Veterans film fellow vets coming home
Back from Iraq or Afghanistan, five veterans pick up cameras to show the challenges of coming home to a civilian lifestyle for fellow vets.
Sabina Louise Pierce/Special to The Christian Science Monitor
Now the former Marine sergeant is making a movie about surviving the hardest part of war: coming home.
That may sound counterintuitive, especially with "The Hurt Locker" taking top honors at this year's Academy Awards for its gripping depiction of the intensity of life on the modern battlefield. But for many veterans, the most difficult challenge of war is not its horror, monotony, and loneliness, but readjusting to life at home. Mr. Van Winkle deployed to Iraq in 2003, and when he returned home he faced post-traumatic stress disorder and other maladies. Ultimately he sought and received the treatment he needed. Now he is trying to help other veterans by directing a short documentary about the return of two of his buddies and how they conquered their own demons.
"Not a lot of people have asked them to tell their story," says Van Winkle.
He is one of five war veterans chosen by a foundation in Los Angeles to tell their stories on film. One will explore how veterans cope with the surrealism of leaving the battlefield one day and coming home the next. Another will look at substance abuse among vets. Van Winkle will focus on readjustment, highlighting the phenomenon known as "survivor's guilt," after his buddies lost a close friend in Iraq in 2005.
The veterans-turned-moviemakers were chosen from a group of about 100 applicants by the Brave New Foundation in Culver City, Calif. Each of the five attended a three-day moviemaking "boot camp" there, where they learned storytelling and film direction. Then they were handed a $7,500 stipend, a professional cameraman, and $10,000 for expenses – and then turned loose. The edited documentaries, which are not allowed to make political statements, will be completed this summer and distributed online or perhaps get broader distribution by a cable network.

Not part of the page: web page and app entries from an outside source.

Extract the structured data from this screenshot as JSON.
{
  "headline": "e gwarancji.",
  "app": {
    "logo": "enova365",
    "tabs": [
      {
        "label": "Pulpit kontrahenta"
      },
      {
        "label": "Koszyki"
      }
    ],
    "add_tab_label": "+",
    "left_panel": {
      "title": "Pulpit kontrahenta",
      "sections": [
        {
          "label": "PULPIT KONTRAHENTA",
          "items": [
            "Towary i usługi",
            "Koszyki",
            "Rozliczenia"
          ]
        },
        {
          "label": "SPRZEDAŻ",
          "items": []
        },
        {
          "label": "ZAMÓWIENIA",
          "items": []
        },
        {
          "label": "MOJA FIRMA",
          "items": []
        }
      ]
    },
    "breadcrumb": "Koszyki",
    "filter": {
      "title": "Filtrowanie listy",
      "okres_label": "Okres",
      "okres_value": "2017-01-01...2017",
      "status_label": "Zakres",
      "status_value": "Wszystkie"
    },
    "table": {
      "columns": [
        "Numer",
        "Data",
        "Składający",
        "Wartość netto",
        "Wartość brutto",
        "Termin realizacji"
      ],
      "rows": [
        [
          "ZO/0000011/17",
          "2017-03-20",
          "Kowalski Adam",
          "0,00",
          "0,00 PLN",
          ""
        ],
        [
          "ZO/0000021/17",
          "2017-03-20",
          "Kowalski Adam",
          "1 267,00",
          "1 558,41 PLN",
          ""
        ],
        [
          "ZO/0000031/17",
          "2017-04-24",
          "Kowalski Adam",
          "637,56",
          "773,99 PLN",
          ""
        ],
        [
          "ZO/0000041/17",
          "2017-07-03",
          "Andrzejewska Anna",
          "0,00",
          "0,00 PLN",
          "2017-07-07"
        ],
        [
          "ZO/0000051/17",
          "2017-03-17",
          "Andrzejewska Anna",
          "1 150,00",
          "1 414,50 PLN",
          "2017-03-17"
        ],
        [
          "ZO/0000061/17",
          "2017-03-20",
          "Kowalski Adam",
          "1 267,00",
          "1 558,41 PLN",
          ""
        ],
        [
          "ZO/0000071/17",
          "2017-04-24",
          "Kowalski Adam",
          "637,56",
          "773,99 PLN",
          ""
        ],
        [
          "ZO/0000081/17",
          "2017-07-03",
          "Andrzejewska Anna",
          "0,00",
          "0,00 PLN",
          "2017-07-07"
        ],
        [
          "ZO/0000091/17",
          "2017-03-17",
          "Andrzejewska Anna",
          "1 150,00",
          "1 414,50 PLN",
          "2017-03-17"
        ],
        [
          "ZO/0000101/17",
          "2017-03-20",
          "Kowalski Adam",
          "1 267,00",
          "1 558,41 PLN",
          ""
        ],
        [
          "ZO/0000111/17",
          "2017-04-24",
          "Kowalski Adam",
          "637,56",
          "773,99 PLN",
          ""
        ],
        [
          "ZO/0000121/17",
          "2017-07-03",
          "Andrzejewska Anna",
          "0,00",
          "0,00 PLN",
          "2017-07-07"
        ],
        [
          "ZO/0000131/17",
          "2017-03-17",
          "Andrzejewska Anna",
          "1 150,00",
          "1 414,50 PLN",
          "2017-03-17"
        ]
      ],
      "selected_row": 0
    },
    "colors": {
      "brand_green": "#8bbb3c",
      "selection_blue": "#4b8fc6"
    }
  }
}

"I was inspired to develop this project when I realized that there are veterans who have basic storytelling skills … and how it would be amazing to hear their unfiltered stories," says Richard Ray Perez, creator of this film project, which is called "In Their Boots."

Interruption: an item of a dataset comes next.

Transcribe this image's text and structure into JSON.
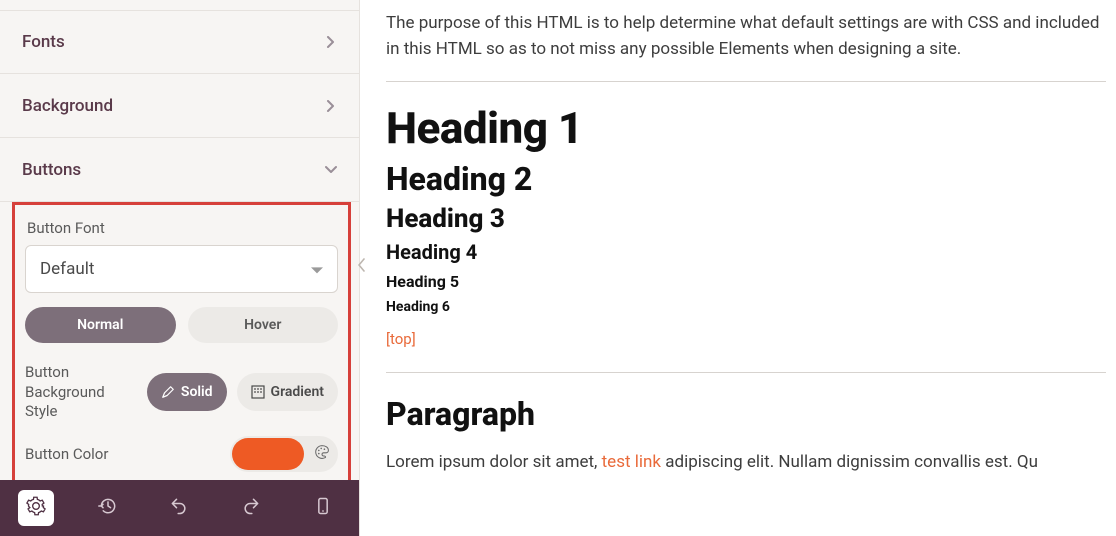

In March, Van Winkle joined friends Shawn Kipper and David Paxson in Philadelphia for an emotional reunion. The three grabbed dinner at Tony Luke's, a popular cheese steak restaurant, and then went to a hotel, where Van Winkle conducted two intense interviews that forced his friends to recall some of their roughest combat experiences.
If it helps other vets, 'we've succeeded'
"It got pretty in-depth," Mr. Kipper said later. Kipper, who once repaired tracked vehicles in the Marine Corps, is now a field service technician for a rental company. "I felt like I was putting myself out there for everybody to see, but the whole thing for me is, if it helps another struggling veteran feel as if he's not alone, then we've succeeded in this."
When Kipper's deployment to Iraq and time with the Marine Corps ended, the transition from worrying about killer roadside bombs to picking up his role as husband didn't go well at first.
Little things bothered him, and he turned to alcohol to soothe the anxiety he says he felt all the time. Kipper recalls going with his wife to reactivate his cellphone after his return and practically jumping one of the store's employees when he was peppered with questions.
"Rock bottom, for me, was watching my marriage go to shambles, just everything around me, wanting to drink all the time, feeling as if I couldn't accomplish anything," Kipper recalls.
But in those dark days, his daughter, then still a baby, gave him hope and inspired him to put his life back together.
For the documentary, Van Winkle, Kipper, and Mr. Paxson visited a tattoo parlor on the outskirts of Philadelphia, where Paxson had a "battlefield cross" added to his forearm. The artwork memorializes Brad Harper, a friend killed by a roadside bomb in Iraq in 2005.
The battlefield cross is commonly used at memorial services in the field, in which a rifle with bayonet attached is pushed into the ground, with the boots of the dead soldier placed in front and the soldier's helmet placed on top. Paxson had the tattoo artist add Harper's name to a black-and-white drawing, and then sat for nearly three hours, camera rolling, while it was etched into his arm.
Picking up their lives or starting anew
The three men have quietly reassembled their lives. Kipper got divorced but now has a close relationship with a woman and enjoys raising his 6-year-old daughter, Callie, in Chesapeake, Va. Paxson works in helicopter assembly and repair outside Philadelphia, where he lives with his wife and two boys.
Van Winkle has taken a different road since leaving the Marine Corps in 2004. After submitting a piece to a literary magazine about his experiences in war, he was contacted by an agent. The result was "Soft Spots: A Marine's Memoir of Combat and Post-Traumatic Stress Disorder," published by St. Martin's Press last year. He has since earned a master's degree in creative writing and now teaches creative writing at a community college outside Phoenix.
He hopes the movie has an impact on veterans who have gone through the same adjustment as he and his friends.
A lot of what happens in war is unpredictable, says Van Winkle. "You're just in the wrong place at the wrong time and you get shot. We've seen stuff happen to people, and there isn't any reason that it wasn't us."